While sensory processing disorders (SPD) in children have often been linked directly to autism and even attention deficit hyperactivity disorder (ADHD), a recent study out of the University of California at San Francisco reveals the differences between two. For the first time researchers have taken a separate, close look at the brain wiring of children with autism and those who have been diagnosed with SPD. They discovered that autism and SPD affect the structural connectivity in the brain differently––a finding that will allow for more effective diagnosis and treatment in the future.
The difficulty of diagnosing any sensory processing disorders separately from autism is that many of the symptoms tend to overlap in both disorders. While many children with autism may experience difficulties with sensory processing, other children have only SPD. The UCSF study is the first step in understanding how these differences manifest in children diagnosed with SPD or both SPD and autism. These differences, researchers found, come down to the functionality of white matter in the brain. White matter is responsible for brain connectivity, and in both SPD and autism the brain’s white matter tracts, which connect various sections of the brain, have been disrupted. This disruption can affect the children’s thinking, the way in which they process sensory information, their ability to perceive, and their actions, among other things.
According to the study, in both autism and SPD the connectivity in the back of the brain––responsible for sensory processing––is affected. But in children with autism, other parts of the brain, such as the more frontal regions, also show decreased connectivity. Through the use of advanced MRI scans, researchers were able to see the differences in connectivity throughout the brain for children diagnosed with SPD, autism, or both. These scans have helped to legitimize SPD as a separate condition from autism and other disorders that affect sensory processing. So while a child may be hypersensitive to sensory stimuli––loud sounds, bright lights, touch––have poor motor skills, and have a short attention span, this does not necessarily mean that the child has autism or even ADHD.
Having a better understanding of the differences between disorders that affect sensory processing will help specialists more accurately study, diagnose, and treat children. And while more research still needs to be done concerning many sensory processing disorders, this groundbreaking study will help in bringing more awareness to SPD as an actual condition. Recognizing and understanding SPD can be difficult because, as another UCSF article indicates, “Some SPD children cannot tolerate the vacuum, while others can’t hold a pencil or struggle with emotional regulation.

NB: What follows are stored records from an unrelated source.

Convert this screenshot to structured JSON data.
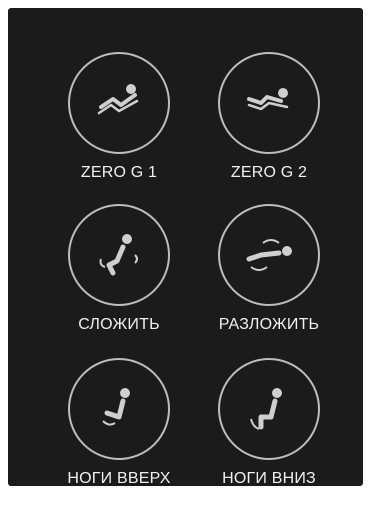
{
  "buttons": [
    {
      "id": "zero-g-1",
      "label": "ZERO G 1",
      "icon": "zero-g-1-icon"
    },
    {
      "id": "zero-g-2",
      "label": "ZERO G 2",
      "icon": "zero-g-2-icon"
    },
    {
      "id": "fold",
      "label": "СЛОЖИТЬ",
      "icon": "fold-icon"
    },
    {
      "id": "unfold",
      "label": "РАЗЛОЖИТЬ",
      "icon": "unfold-icon"
    },
    {
      "id": "legs-up",
      "label": "НОГИ ВВЕРХ",
      "icon": "legs-up-icon"
    },
    {
      "id": "legs-down",
      "label": "НОГИ ВНИЗ",
      "icon": "legs-down-icon"
    }
  ],
  "colors": {
    "panel_background": "#1b1b1b",
    "circle_border": "#bdbdbd",
    "icon_fill": "#cfcfcf",
    "label_text": "#f0f0f0"
  }
}
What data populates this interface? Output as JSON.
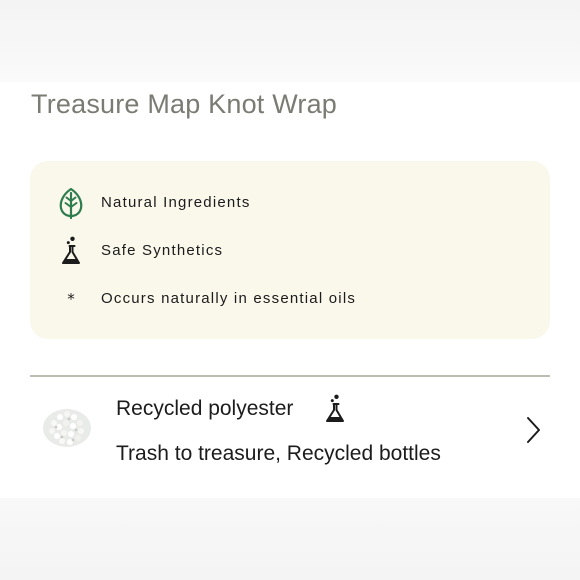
{
  "page": {
    "title": "Treasure Map Knot Wrap"
  },
  "legend": {
    "items": [
      {
        "icon": "leaf-icon",
        "label": "Natural Ingredients",
        "icon_color": "#2e7d4f"
      },
      {
        "icon": "flask-icon",
        "label": "Safe Synthetics",
        "icon_color": "#1c1c1c"
      },
      {
        "icon": "asterisk-icon",
        "symbol": "*",
        "label": "Occurs naturally in essential oils"
      }
    ],
    "background": "#faf7eb"
  },
  "materials": [
    {
      "name": "Recycled polyester",
      "description": "Trash to treasure, Recycled bottles",
      "tag_icon": "flask-icon",
      "thumbnail": "polyester-pellets-image"
    }
  ],
  "colors": {
    "title": "#7a7b73",
    "text": "#1c1c1c",
    "divider": "#bdbcb0"
  }
}
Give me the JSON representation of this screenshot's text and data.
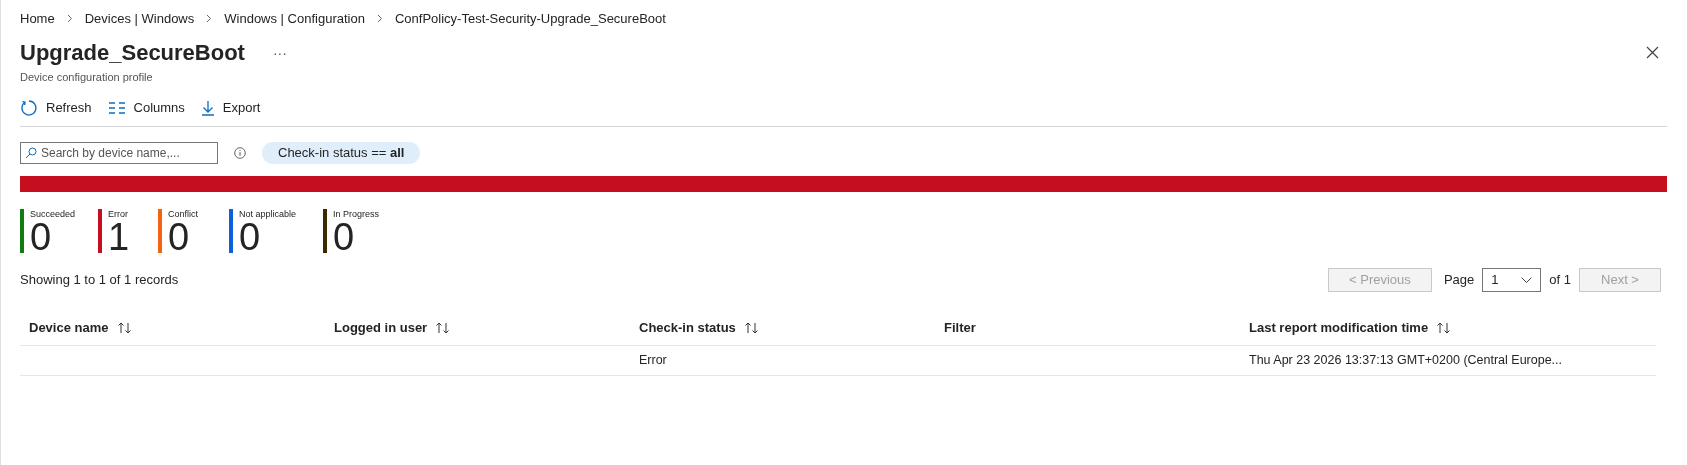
{
  "breadcrumb": [
    "Home",
    "Devices | Windows",
    "Windows | Configuration",
    "ConfPolicy-Test-Security-Upgrade_SecureBoot"
  ],
  "title": "Upgrade_SecureBoot",
  "more": "···",
  "subtitle": "Device configuration profile",
  "toolbar": [
    {
      "kind": "refresh",
      "label": "Refresh"
    },
    {
      "kind": "columns",
      "label": "Columns"
    },
    {
      "kind": "export",
      "label": "Export"
    }
  ],
  "search": {
    "placeholder": "Search by device name,..."
  },
  "filter_pill": "Check-in status == **all**",
  "stats": [
    {
      "label": "Succeeded",
      "count": "0",
      "color": "#107c10"
    },
    {
      "label": "Error",
      "count": "1",
      "color": "#c50f1f"
    },
    {
      "label": "Conflict",
      "count": "0",
      "color": "#f7630c"
    },
    {
      "label": "Not applicable",
      "count": "0",
      "color": "#0f5fdc"
    },
    {
      "label": "In Progress",
      "count": "0",
      "color": "#3b2a00"
    }
  ],
  "records_summary": "Showing 1 to 1 of 1 records",
  "pagination": {
    "previous": "< Previous",
    "page_label": "Page",
    "page": "1",
    "of": "of 1",
    "next": "Next >",
    "previous_disabled": true,
    "next_disabled": true
  },
  "table": {
    "columns": [
      {
        "label": "Device name",
        "sortable": true
      },
      {
        "label": "Logged in user",
        "sortable": true
      },
      {
        "label": "Check-in status",
        "sortable": true
      },
      {
        "label": "Filter",
        "sortable": false
      },
      {
        "label": "Last report modification time",
        "sortable": true
      }
    ],
    "rows": [
      [
        "",
        "",
        "Error",
        "",
        "Thu Apr 23 2026 13:37:13 GMT+0200 (Central Europe..."
      ]
    ]
  }
}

Furthermore, a sound that is an irritant one day can be tolerated the next.” The condition comes in many forms and can change from day to day. If you would like to know more about the differences between sensory processing disorder, autism, ADHD, and what types of treatments are available for children experiencing any abnormal sensory processing, please contact Dr. Stephanie Foster for information.